Asked on Monday whether the timing of his remark was poor, given the incident, Paladino said no. "I think my comments were directed at just the confusion that people have had over this issue," he said.
Paladino also criticized Cuomo for marching in New York's gay pride parade in June.
"That's not the example that we should be showing the children and certainly not in our schools," he said.
Asked about Paladino's comments later Monday, Cuomo called them cynical and divisive.
"They were reckless in light of recent violence that we've had," Cuomo said. "They were divisive, they were the worst cynical politics trying to pit groups against one another."
New York "celebrates our diversity" with festivities such as the Columbus Day parade and the gay rights parade, he said. "You're not going to make it a negative, you're not going to play one off against another. We won't let it happen in New York."
On Sunday, Cuomo spokesman Josh Vlasto called Paladino's comments homophobic and said they showed he was "unfit to represent New York."
Gay rights groups also criticized Paladino's remarks.
"Carl Paladino's comments would matter if they were coming from a serious political figure. However, they are not," said Christopher Barron, chairman of the gay conservative group GOProud, in an e-mail to CNN. "They are instead coming from the imploding campaign of a man with the personal baggage of John Edwards and all the electability of Alan Keyes."
The Log Cabin Republicans of New York State also took issue with the candidate.

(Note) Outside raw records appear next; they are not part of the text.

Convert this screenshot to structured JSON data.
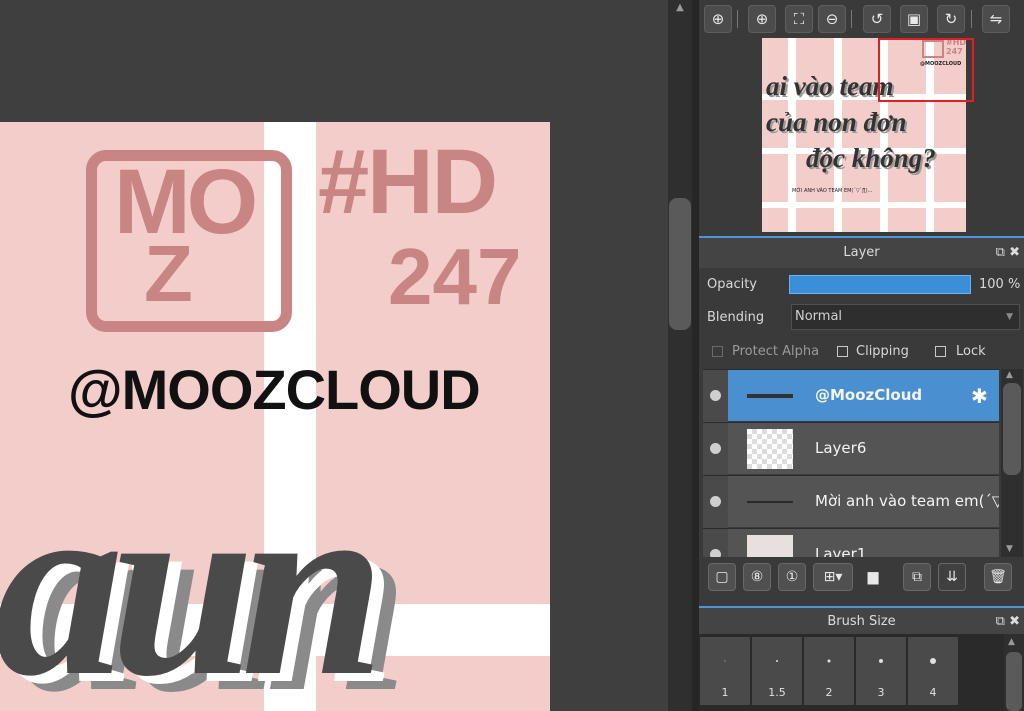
{
  "artwork": {
    "logo_top": "MO",
    "logo_bottom": "Z",
    "hashtag_line1": "#HD",
    "hashtag_line2": "247",
    "handle": "@MOOZCLOUD",
    "big_text": "aun"
  },
  "navigator": {
    "thumb_line1": "ai vào team",
    "thumb_line2": "của non đơn",
    "thumb_line3": "độc không?",
    "thumb_small": "MỜI ANH VÀO TEAM EM(´▽`ʃƪ)...",
    "thumb_tag1": "#HD",
    "thumb_tag2": "247",
    "thumb_handle": "@MOOZCLOUD"
  },
  "toolbar": {
    "icons": [
      "zoom-fit-icon",
      "zoom-in-icon",
      "fit-window-icon",
      "zoom-out-icon",
      "rotate-left-icon",
      "actual-size-icon",
      "rotate-right-icon",
      "flip-icon"
    ]
  },
  "layer_panel": {
    "title": "Layer",
    "opacity_label": "Opacity",
    "opacity_percent": 100,
    "opacity_value": "100 %",
    "blending_label": "Blending",
    "blending_value": "Normal",
    "protect_alpha_label": "Protect Alpha",
    "clipping_label": "Clipping",
    "lock_label": "Lock",
    "layers": [
      {
        "name": "@MoozCloud",
        "selected": true
      },
      {
        "name": "Layer6",
        "selected": false
      },
      {
        "name": "Mời anh vào team em(´▽",
        "selected": false
      },
      {
        "name": "Layer1",
        "selected": false
      }
    ]
  },
  "brush_panel": {
    "title": "Brush Size",
    "sizes": [
      "1",
      "1.5",
      "2",
      "3",
      "4"
    ]
  },
  "colors": {
    "accent": "#4a90d0",
    "canvas_pink": "#f3cdca",
    "logo_rose": "#c98583",
    "selection_red": "#e02020"
  }
}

"Carl Paladino's statements are unfortunate and show he lacks an understanding of what it means to be gay," said Gregory T. Angelo, chairman of the group. "I think gay men and women -- my neighbors and your neighbors -- would be much better off and much more successful if they were allowed equal rights and the option of getting married and raising a family. I don't want New Yorkers to be brainwashed into thinking that ignorance is an equally valid and successful option. It isn't."
But Paladino's campaign manager, Michael Caputo, stood by the gubernatorial candidate's comments on homosexuality.
"Carl Paladino's position on this is exactly equivalent to the Catholic Church," Caputo told CNN. "And if Andrew Cuomo has a problem with the Catholic Church's position on abortion and homosexuality, he needs to take it up with his parish priest."
Paladino was seen on cell phone video by CNN affiliate YNN Albany last month seemingly threatening New York Post statehouse columnist Fred Dicker, after he was pressed to back up allegations he'd made that Cuomo had been unfaithful in his marriage.
"You send another goon to my daughter's house, and I'll take you out, buddy," Paladino said, apparently referring to the Post's coverage of a daughter the candidate had out of wedlock.
Dicker shot back: "You gonna take me out?"
"How you gonna do that?"
"Watch," Paladino said before walking off.
Paladino's campaign issued a statement the next day claiming that the Post sent a photographer to the Buffalo-area house where Paladino's 10-year-old daughter lives.
On October 5, a statement on the candidate's website about his ideas for economic reform in the state said, "I'm a builder, not a career politician. I may not always say things in the most delicate or diplomatic way, but I will always tell you the truth and the truth is New York State is in a death spiral."
CNN's Cheryl Robinson, Mark Preston and Jason Kessler contributed to this report.